* Task brief
If a line in the records contains the string "this", show that line.

* Source material
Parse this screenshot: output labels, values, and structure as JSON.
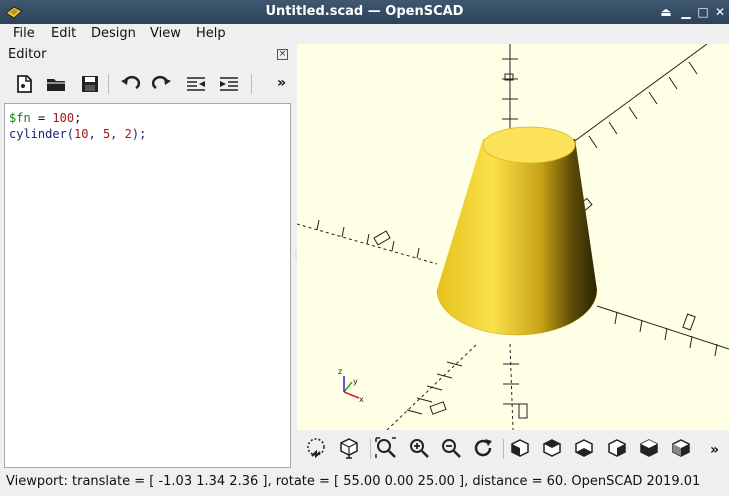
{
  "window": {
    "title": "Untitled.scad — OpenSCAD"
  },
  "menu": {
    "file": "File",
    "edit": "Edit",
    "design": "Design",
    "view": "View",
    "help": "Help"
  },
  "editor": {
    "header": "Editor",
    "code_line1": {
      "var": "$fn",
      "op": " = ",
      "num": "100",
      "end": ";"
    },
    "code_line2": {
      "fn": "cylinder(",
      "a": "10",
      "s1": ", ",
      "b": "5",
      "s2": ", ",
      "c": "2",
      "end": ");"
    }
  },
  "toolbar": {
    "more": "»"
  },
  "view_toolbar": {
    "more": "»"
  },
  "status": {
    "text": "Viewport: translate = [ -1.03 1.34 2.36 ], rotate = [ 55.00 0.00 25.00 ], distance = 60. OpenSCAD 2019.01"
  },
  "axes": {
    "x": "x",
    "y": "y",
    "z": "z"
  },
  "colors": {
    "viewport_bg": "#ffffe5",
    "model_fill": "#f7d23a",
    "titlebar": "#34495e"
  }
}
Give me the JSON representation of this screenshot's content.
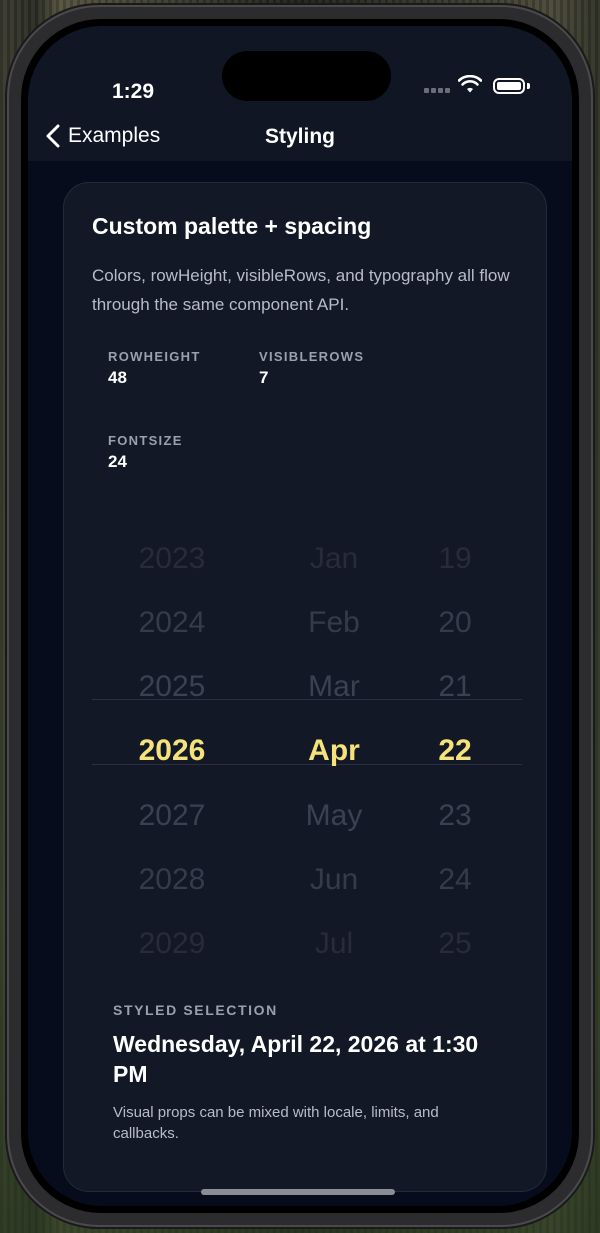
{
  "status_bar": {
    "time": "1:29"
  },
  "nav": {
    "back_label": "Examples",
    "title": "Styling"
  },
  "card": {
    "title": "Custom palette + spacing",
    "description": "Colors, rowHeight, visibleRows, and typography all flow through the same component API.",
    "stats": [
      {
        "label": "ROWHEIGHT",
        "value": "48"
      },
      {
        "label": "VISIBLEROWS",
        "value": "7"
      },
      {
        "label": "FONTSIZE",
        "value": "24"
      }
    ]
  },
  "picker": {
    "years": [
      "2023",
      "2024",
      "2025",
      "2026",
      "2027",
      "2028",
      "2029"
    ],
    "months": [
      "Jan",
      "Feb",
      "Mar",
      "Apr",
      "May",
      "Jun",
      "Jul"
    ],
    "days": [
      "19",
      "20",
      "21",
      "22",
      "23",
      "24",
      "25"
    ],
    "selected_index": 3,
    "selected_color": "#f5e27a"
  },
  "selection": {
    "label": "STYLED SELECTION",
    "value": "Wednesday, April 22, 2026 at 1:30 PM",
    "note": "Visual props can be mixed with locale, limits, and callbacks."
  },
  "icons": {
    "back": "chevron-left-icon",
    "wifi": "wifi-icon",
    "battery": "battery-icon",
    "signal": "cellular-signal-icon"
  }
}
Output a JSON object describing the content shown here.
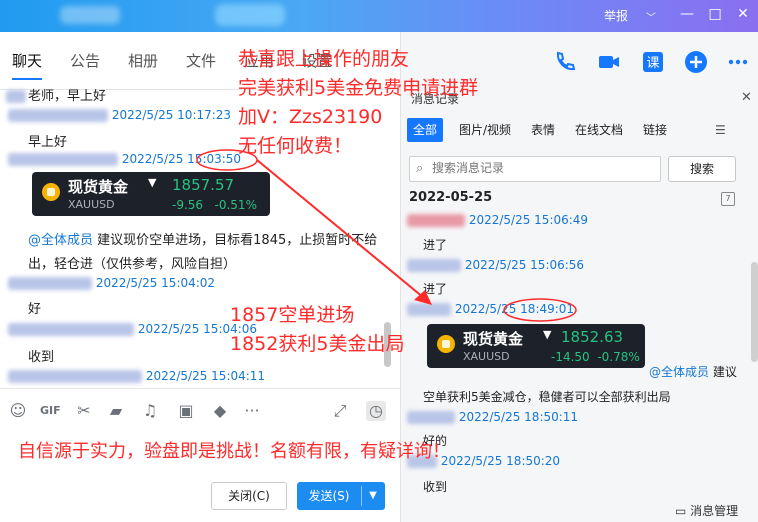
{
  "titlebar": {
    "report": "举报"
  },
  "left": {
    "tabs": [
      "聊天",
      "公告",
      "相册",
      "文件",
      "应用",
      "设置"
    ],
    "messages": [
      {
        "text": "老师，早上好"
      },
      {
        "time": "2022/5/25 10:17:23"
      },
      {
        "text": "早上好"
      },
      {
        "time": "2022/5/25 15:03:50"
      },
      {
        "mention": "@全体成员",
        "text": " 建议现价空单进场，目标看1845，止损暂时不给"
      },
      {
        "text": "出，轻仓进（仅供参考，风险自担）"
      },
      {
        "time": "2022/5/25 15:04:02"
      },
      {
        "text": "好"
      },
      {
        "time": "2022/5/25 15:04:06"
      },
      {
        "text": "收到"
      },
      {
        "time": "2022/5/25 15:04:11"
      }
    ],
    "card": {
      "name": "现货黄金",
      "code": "XAUUSD",
      "price": "1857.57",
      "change": "-9.56",
      "pct": "-0.51%"
    },
    "buttons": {
      "close": "关闭(C)",
      "send": "发送(S)"
    }
  },
  "right": {
    "panel_title": "消息记录",
    "filters": [
      "全部",
      "图片/视频",
      "表情",
      "在线文档",
      "链接"
    ],
    "search_placeholder": "搜索消息记录",
    "search_button": "搜索",
    "date": "2022-05-25",
    "records": [
      {
        "time": "2022/5/25 15:06:49"
      },
      {
        "text": "进了"
      },
      {
        "time": "2022/5/25 15:06:56"
      },
      {
        "text": "进了"
      },
      {
        "time": "2022/5/25 18:49:01"
      },
      {
        "mention": "@全体成员",
        "text": " 建议"
      },
      {
        "text": "空单获利5美金减仓，稳健者可以全部获利出局"
      },
      {
        "time": "2022/5/25 18:50:11"
      },
      {
        "text": "好的"
      },
      {
        "time": "2022/5/25 18:50:20"
      },
      {
        "text": "收到"
      }
    ],
    "card": {
      "name": "现货黄金",
      "code": "XAUUSD",
      "price": "1852.63",
      "change": "-14.50",
      "pct": "-0.78%"
    },
    "manage": "消息管理"
  },
  "annotations": {
    "line1": "恭喜跟上操作的朋友",
    "line2": "完美获利5美金免费申请进群",
    "line3": "加V：Zzs23190",
    "line4": "无任何收费！",
    "mid1": "1857空单进场",
    "mid2": "1852获利5美金出局",
    "bottom": "自信源于实力，验盘即是挑战！名额有限，有疑详询！"
  },
  "colors": {
    "accent": "#1677ff",
    "annotation": "#ff2a2a",
    "card_bg": "#1d2129",
    "up_green": "#27c281"
  }
}
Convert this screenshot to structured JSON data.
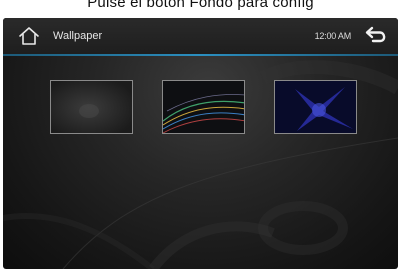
{
  "caption": {
    "text": "Pulse el botón Fondo  para config"
  },
  "header": {
    "title": "Wallpaper",
    "time": "12:00 AM"
  },
  "icons": {
    "home": "home-icon",
    "back": "back-arrow-icon"
  },
  "wallpapers": [
    {
      "name": "dark-gray-smoke"
    },
    {
      "name": "colored-streaks"
    },
    {
      "name": "blue-star-burst"
    }
  ],
  "colors": {
    "accent_line": "#2b8fc0",
    "thumb_border": "#8a8a8a"
  }
}
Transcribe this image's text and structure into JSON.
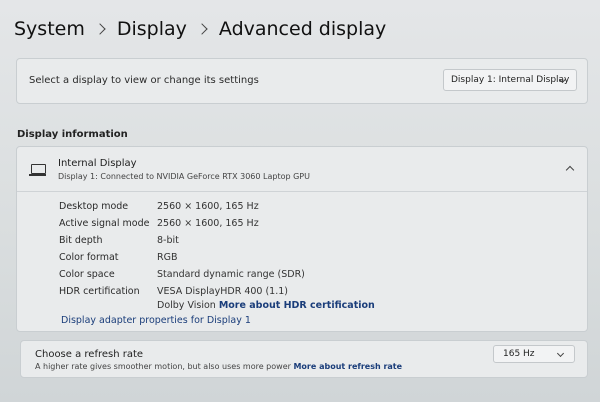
{
  "breadcrumb": {
    "items": [
      "System",
      "Display",
      "Advanced display"
    ]
  },
  "select_display": {
    "label": "Select a display to view or change its settings",
    "dropdown_value": "Display 1: Internal Display"
  },
  "display_information": {
    "section_title": "Display information",
    "display_name": "Internal Display",
    "display_subtitle": "Display 1: Connected to NVIDIA GeForce RTX 3060 Laptop GPU",
    "properties": [
      {
        "key": "Desktop mode",
        "value": "2560 × 1600, 165 Hz"
      },
      {
        "key": "Active signal mode",
        "value": "2560 × 1600, 165 Hz"
      },
      {
        "key": "Bit depth",
        "value": "8-bit"
      },
      {
        "key": "Color format",
        "value": "RGB"
      },
      {
        "key": "Color space",
        "value": "Standard dynamic range (SDR)"
      },
      {
        "key": "HDR certification",
        "value": "VESA DisplayHDR 400 (1.1)"
      }
    ],
    "hdr_extra": "Dolby Vision",
    "hdr_link": "More about HDR certification",
    "adapter_link": "Display adapter properties for Display 1"
  },
  "refresh_rate": {
    "title": "Choose a refresh rate",
    "subtitle": "A higher rate gives smoother motion, but also uses more power",
    "link": "More about refresh rate",
    "value": "165 Hz"
  },
  "icons": {
    "monitor": "monitor-icon",
    "chevron": "chevron-down-icon",
    "collapse": "chevron-up-icon"
  }
}
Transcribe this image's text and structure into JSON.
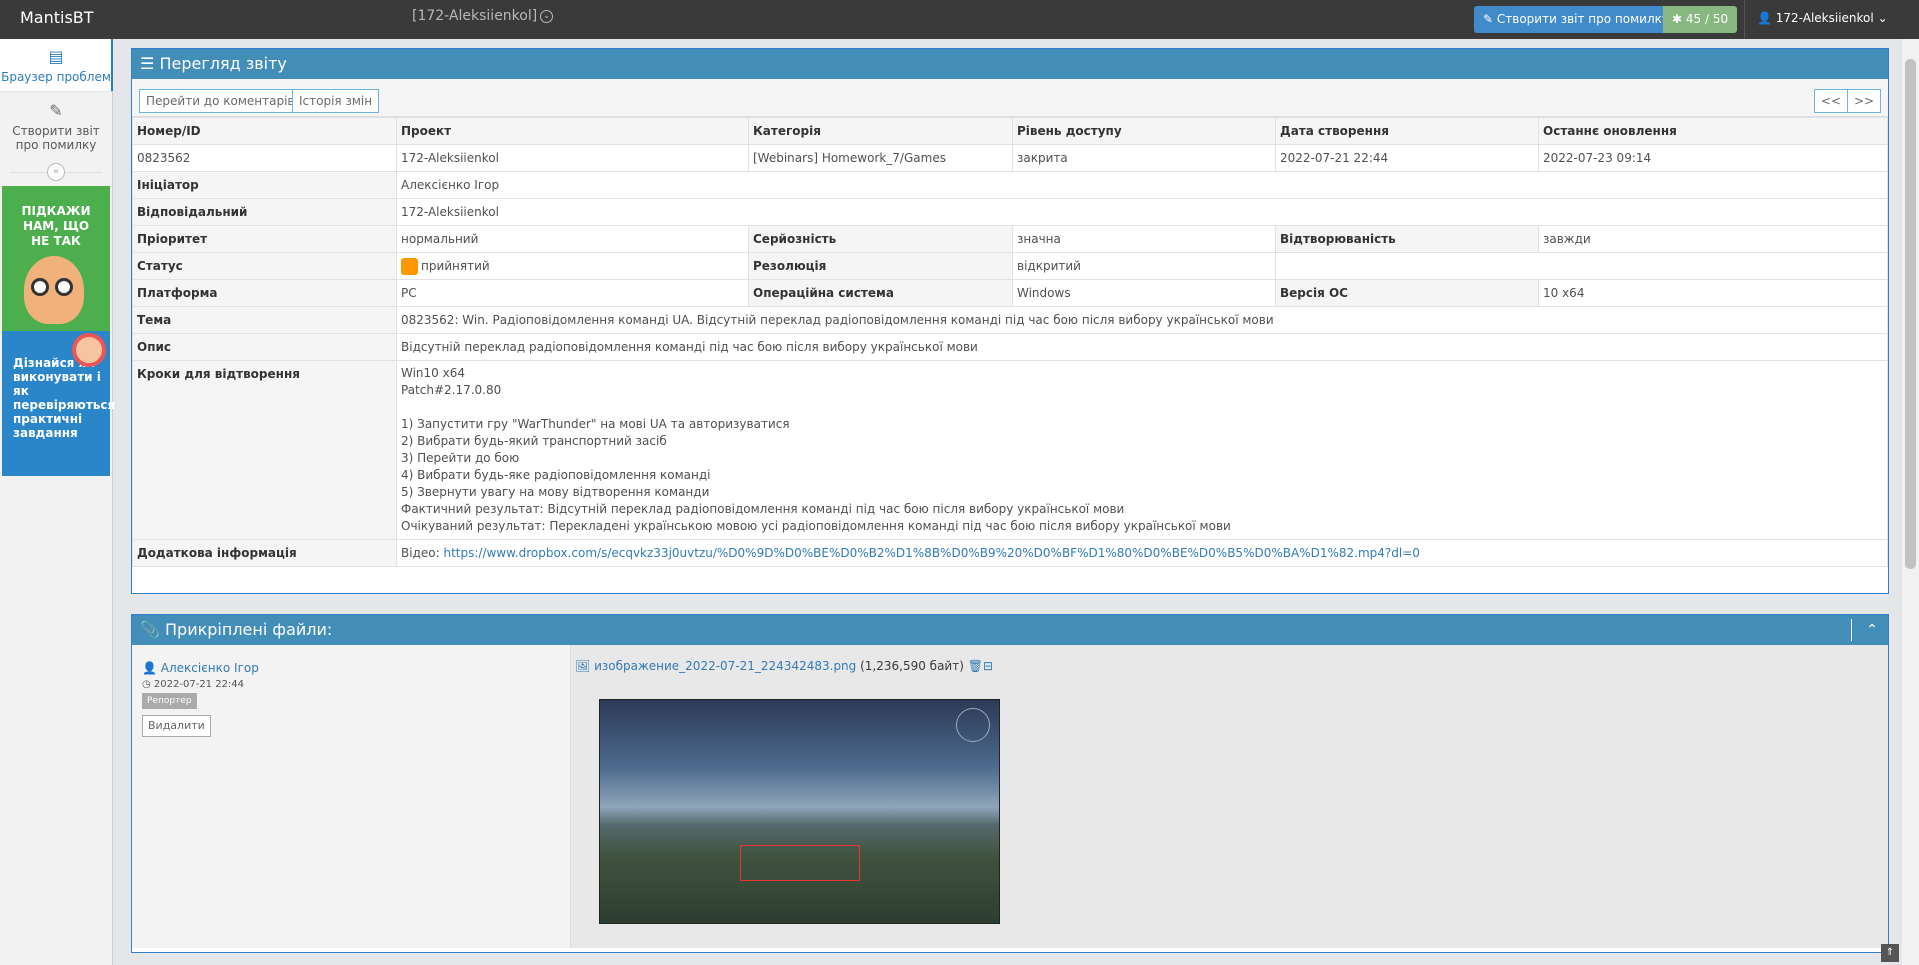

* Final answer
Parse this screenshot: output labels, values, and structure as JSON.
Give me the JSON representation of this screenshot's content.
Convert this screenshot to structured JSON data.
Transcribe this image's text and structure into JSON.
Transcribe this image's text and structure into JSON.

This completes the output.